*** Excerpted data ***
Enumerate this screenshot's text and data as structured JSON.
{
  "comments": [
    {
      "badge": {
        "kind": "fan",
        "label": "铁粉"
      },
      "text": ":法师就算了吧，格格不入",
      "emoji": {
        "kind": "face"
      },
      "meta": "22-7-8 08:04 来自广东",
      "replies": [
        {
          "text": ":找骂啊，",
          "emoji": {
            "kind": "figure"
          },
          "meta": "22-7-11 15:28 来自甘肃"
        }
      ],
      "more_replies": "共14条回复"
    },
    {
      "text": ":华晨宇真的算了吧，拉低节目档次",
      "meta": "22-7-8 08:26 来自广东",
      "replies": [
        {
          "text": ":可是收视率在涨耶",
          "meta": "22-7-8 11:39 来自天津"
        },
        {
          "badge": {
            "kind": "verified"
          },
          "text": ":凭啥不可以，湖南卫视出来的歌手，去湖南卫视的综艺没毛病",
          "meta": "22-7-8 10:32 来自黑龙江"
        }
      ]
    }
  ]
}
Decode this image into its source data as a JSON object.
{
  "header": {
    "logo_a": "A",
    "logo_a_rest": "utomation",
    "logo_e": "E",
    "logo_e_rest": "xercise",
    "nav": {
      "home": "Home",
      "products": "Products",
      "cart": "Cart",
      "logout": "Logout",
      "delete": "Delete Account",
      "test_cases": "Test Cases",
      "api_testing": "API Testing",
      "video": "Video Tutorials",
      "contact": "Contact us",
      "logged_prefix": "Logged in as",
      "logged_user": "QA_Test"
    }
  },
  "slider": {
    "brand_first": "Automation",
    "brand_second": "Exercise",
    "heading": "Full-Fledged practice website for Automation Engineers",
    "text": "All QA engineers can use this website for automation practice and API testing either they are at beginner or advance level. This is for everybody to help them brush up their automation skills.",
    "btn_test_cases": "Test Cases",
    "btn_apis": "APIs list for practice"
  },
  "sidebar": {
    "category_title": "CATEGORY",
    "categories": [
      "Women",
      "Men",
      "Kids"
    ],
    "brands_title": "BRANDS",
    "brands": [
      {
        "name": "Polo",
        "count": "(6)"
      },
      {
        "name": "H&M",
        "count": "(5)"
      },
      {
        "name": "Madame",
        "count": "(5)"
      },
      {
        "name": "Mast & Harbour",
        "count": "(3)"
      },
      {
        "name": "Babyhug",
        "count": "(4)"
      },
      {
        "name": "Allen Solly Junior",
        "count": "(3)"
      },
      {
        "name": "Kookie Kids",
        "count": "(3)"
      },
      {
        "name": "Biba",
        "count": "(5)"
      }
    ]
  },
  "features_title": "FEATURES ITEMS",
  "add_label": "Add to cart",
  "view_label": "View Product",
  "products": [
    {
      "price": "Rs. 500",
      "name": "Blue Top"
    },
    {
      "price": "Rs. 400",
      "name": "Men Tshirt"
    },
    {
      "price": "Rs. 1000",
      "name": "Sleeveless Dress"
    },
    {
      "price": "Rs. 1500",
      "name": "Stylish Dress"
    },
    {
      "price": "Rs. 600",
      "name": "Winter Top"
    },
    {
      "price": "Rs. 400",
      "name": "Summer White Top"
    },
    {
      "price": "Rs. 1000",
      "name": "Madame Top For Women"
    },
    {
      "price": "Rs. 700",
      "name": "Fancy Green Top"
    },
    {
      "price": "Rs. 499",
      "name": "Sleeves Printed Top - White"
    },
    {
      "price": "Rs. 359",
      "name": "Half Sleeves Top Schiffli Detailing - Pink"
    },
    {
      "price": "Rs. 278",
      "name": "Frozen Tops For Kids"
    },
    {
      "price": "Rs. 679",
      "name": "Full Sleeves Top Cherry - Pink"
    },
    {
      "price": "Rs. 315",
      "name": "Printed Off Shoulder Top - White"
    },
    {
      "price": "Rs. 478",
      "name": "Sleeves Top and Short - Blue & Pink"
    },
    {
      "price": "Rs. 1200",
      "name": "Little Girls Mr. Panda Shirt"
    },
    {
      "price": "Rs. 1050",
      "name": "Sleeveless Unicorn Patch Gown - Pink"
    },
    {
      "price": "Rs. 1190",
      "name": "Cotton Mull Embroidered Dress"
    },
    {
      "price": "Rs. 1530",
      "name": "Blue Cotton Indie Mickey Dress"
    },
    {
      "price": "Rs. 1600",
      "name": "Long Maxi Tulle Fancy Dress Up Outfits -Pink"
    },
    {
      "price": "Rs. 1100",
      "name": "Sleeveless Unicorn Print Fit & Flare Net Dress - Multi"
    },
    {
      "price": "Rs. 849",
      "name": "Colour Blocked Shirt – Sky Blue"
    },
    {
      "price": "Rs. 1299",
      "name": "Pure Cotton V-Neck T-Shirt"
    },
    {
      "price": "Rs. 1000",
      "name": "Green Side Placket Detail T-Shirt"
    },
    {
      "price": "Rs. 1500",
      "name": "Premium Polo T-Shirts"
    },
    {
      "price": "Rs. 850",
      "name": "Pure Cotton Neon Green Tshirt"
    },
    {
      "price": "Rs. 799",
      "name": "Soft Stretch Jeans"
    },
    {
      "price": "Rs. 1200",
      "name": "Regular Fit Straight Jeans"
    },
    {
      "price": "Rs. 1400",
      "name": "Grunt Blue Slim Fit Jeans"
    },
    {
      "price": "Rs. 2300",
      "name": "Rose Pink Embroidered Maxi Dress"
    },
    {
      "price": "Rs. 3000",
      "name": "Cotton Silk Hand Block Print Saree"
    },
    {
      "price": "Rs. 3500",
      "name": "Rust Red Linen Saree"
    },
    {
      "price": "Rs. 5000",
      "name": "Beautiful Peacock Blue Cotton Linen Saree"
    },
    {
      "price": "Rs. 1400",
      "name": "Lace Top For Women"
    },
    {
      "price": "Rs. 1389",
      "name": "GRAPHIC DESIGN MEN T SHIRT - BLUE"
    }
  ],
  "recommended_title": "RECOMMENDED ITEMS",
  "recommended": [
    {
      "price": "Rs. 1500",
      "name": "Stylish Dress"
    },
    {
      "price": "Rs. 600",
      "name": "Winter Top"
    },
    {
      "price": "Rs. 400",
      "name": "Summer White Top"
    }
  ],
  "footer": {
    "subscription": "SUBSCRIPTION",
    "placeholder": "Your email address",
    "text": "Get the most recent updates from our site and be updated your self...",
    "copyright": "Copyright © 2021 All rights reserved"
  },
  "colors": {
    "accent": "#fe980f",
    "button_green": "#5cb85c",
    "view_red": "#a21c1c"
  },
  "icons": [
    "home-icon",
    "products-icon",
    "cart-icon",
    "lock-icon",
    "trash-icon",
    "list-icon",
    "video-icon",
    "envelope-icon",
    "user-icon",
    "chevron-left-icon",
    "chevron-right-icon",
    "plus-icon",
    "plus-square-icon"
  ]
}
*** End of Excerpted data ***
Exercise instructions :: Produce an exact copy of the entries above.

Result of this task ::
Enumerate this screenshot's text and data as structured JSON.
{
  "comments": [
    {
      "badge": {
        "kind": "fan",
        "label": "铁粉"
      },
      "text": ":法师就算了吧，格格不入",
      "emoji": {
        "kind": "face"
      },
      "meta": "22-7-8 08:04 来自广东",
      "replies": [
        {
          "text": ":找骂啊，",
          "emoji": {
            "kind": "figure"
          },
          "meta": "22-7-11 15:28 来自甘肃"
        }
      ],
      "more_replies": "共14条回复"
    },
    {
      "text": ":华晨宇真的算了吧，拉低节目档次",
      "meta": "22-7-8 08:26 来自广东",
      "replies": [
        {
          "text": ":可是收视率在涨耶",
          "meta": "22-7-8 11:39 来自天津"
        },
        {
          "badge": {
            "kind": "verified"
          },
          "text": ":凭啥不可以，湖南卫视出来的歌手，去湖南卫视的综艺没毛病",
          "meta": "22-7-8 10:32 来自黑龙江"
        }
      ]
    }
  ]
}
Decode this image into its source data as a JSON object.
{
  "header": {
    "logo_a": "A",
    "logo_a_rest": "utomation",
    "logo_e": "E",
    "logo_e_rest": "xercise",
    "nav": {
      "home": "Home",
      "products": "Products",
      "cart": "Cart",
      "logout": "Logout",
      "delete": "Delete Account",
      "test_cases": "Test Cases",
      "api_testing": "API Testing",
      "video": "Video Tutorials",
      "contact": "Contact us",
      "logged_prefix": "Logged in as",
      "logged_user": "QA_Test"
    }
  },
  "slider": {
    "brand_first": "Automation",
    "brand_second": "Exercise",
    "heading": "Full-Fledged practice website for Automation Engineers",
    "text": "All QA engineers can use this website for automation practice and API testing either they are at beginner or advance level. This is for everybody to help them brush up their automation skills.",
    "btn_test_cases": "Test Cases",
    "btn_apis": "APIs list for practice"
  },
  "sidebar": {
    "category_title": "CATEGORY",
    "categories": [
      "Women",
      "Men",
      "Kids"
    ],
    "brands_title": "BRANDS",
    "brands": [
      {
        "name": "Polo",
        "count": "(6)"
      },
      {
        "name": "H&M",
        "count": "(5)"
      },
      {
        "name": "Madame",
        "count": "(5)"
      },
      {
        "name": "Mast & Harbour",
        "count": "(3)"
      },
      {
        "name": "Babyhug",
        "count": "(4)"
      },
      {
        "name": "Allen Solly Junior",
        "count": "(3)"
      },
      {
        "name": "Kookie Kids",
        "count": "(3)"
      },
      {
        "name": "Biba",
        "count": "(5)"
      }
    ]
  },
  "features_title": "FEATURES ITEMS",
  "add_label": "Add to cart",
  "view_label": "View Product",
  "products": [
    {
      "price": "Rs. 500",
      "name": "Blue Top"
    },
    {
      "price": "Rs. 400",
      "name": "Men Tshirt"
    },
    {
      "price": "Rs. 1000",
      "name": "Sleeveless Dress"
    },
    {
      "price": "Rs. 1500",
      "name": "Stylish Dress"
    },
    {
      "price": "Rs. 600",
      "name": "Winter Top"
    },
    {
      "price": "Rs. 400",
      "name": "Summer White Top"
    },
    {
      "price": "Rs. 1000",
      "name": "Madame Top For Women"
    },
    {
      "price": "Rs. 700",
      "name": "Fancy Green Top"
    },
    {
      "price": "Rs. 499",
      "name": "Sleeves Printed Top - White"
    },
    {
      "price": "Rs. 359",
      "name": "Half Sleeves Top Schiffli Detailing - Pink"
    },
    {
      "price": "Rs. 278",
      "name": "Frozen Tops For Kids"
    },
    {
      "price": "Rs. 679",
      "name": "Full Sleeves Top Cherry - Pink"
    },
    {
      "price": "Rs. 315",
      "name": "Printed Off Shoulder Top - White"
    },
    {
      "price": "Rs. 478",
      "name": "Sleeves Top and Short - Blue & Pink"
    },
    {
      "price": "Rs. 1200",
      "name": "Little Girls Mr. Panda Shirt"
    },
    {
      "price": "Rs. 1050",
      "name": "Sleeveless Unicorn Patch Gown - Pink"
    },
    {
      "price": "Rs. 1190",
      "name": "Cotton Mull Embroidered Dress"
    },
    {
      "price": "Rs. 1530",
      "name": "Blue Cotton Indie Mickey Dress"
    },
    {
      "price": "Rs. 1600",
      "name": "Long Maxi Tulle Fancy Dress Up Outfits -Pink"
    },
    {
      "price": "Rs. 1100",
      "name": "Sleeveless Unicorn Print Fit & Flare Net Dress - Multi"
    },
    {
      "price": "Rs. 849",
      "name": "Colour Blocked Shirt – Sky Blue"
    },
    {
      "price": "Rs. 1299",
      "name": "Pure Cotton V-Neck T-Shirt"
    },
    {
      "price": "Rs. 1000",
      "name": "Green Side Placket Detail T-Shirt"
    },
    {
      "price": "Rs. 1500",
      "name": "Premium Polo T-Shirts"
    },
    {
      "price": "Rs. 850",
      "name": "Pure Cotton Neon Green Tshirt"
    },
    {
      "price": "Rs. 799",
      "name": "Soft Stretch Jeans"
    },
    {
      "price": "Rs. 1200",
      "name": "Regular Fit Straight Jeans"
    },
    {
      "price": "Rs. 1400",
      "name": "Grunt Blue Slim Fit Jeans"
    },
    {
      "price": "Rs. 2300",
      "name": "Rose Pink Embroidered Maxi Dress"
    },
    {
      "price": "Rs. 3000",
      "name": "Cotton Silk Hand Block Print Saree"
    },
    {
      "price": "Rs. 3500",
      "name": "Rust Red Linen Saree"
    },
    {
      "price": "Rs. 5000",
      "name": "Beautiful Peacock Blue Cotton Linen Saree"
    },
    {
      "price": "Rs. 1400",
      "name": "Lace Top For Women"
    },
    {
      "price": "Rs. 1389",
      "name": "GRAPHIC DESIGN MEN T SHIRT - BLUE"
    }
  ],
  "recommended_title": "RECOMMENDED ITEMS",
  "recommended": [
    {
      "price": "Rs. 1500",
      "name": "Stylish Dress"
    },
    {
      "price": "Rs. 600",
      "name": "Winter Top"
    },
    {
      "price": "Rs. 400",
      "name": "Summer White Top"
    }
  ],
  "footer": {
    "subscription": "SUBSCRIPTION",
    "placeholder": "Your email address",
    "text": "Get the most recent updates from our site and be updated your self...",
    "copyright": "Copyright © 2021 All rights reserved"
  },
  "colors": {
    "accent": "#fe980f",
    "button_green": "#5cb85c",
    "view_red": "#a21c1c"
  },
  "icons": [
    "home-icon",
    "products-icon",
    "cart-icon",
    "lock-icon",
    "trash-icon",
    "list-icon",
    "video-icon",
    "envelope-icon",
    "user-icon",
    "chevron-left-icon",
    "chevron-right-icon",
    "plus-icon",
    "plus-square-icon"
  ]
}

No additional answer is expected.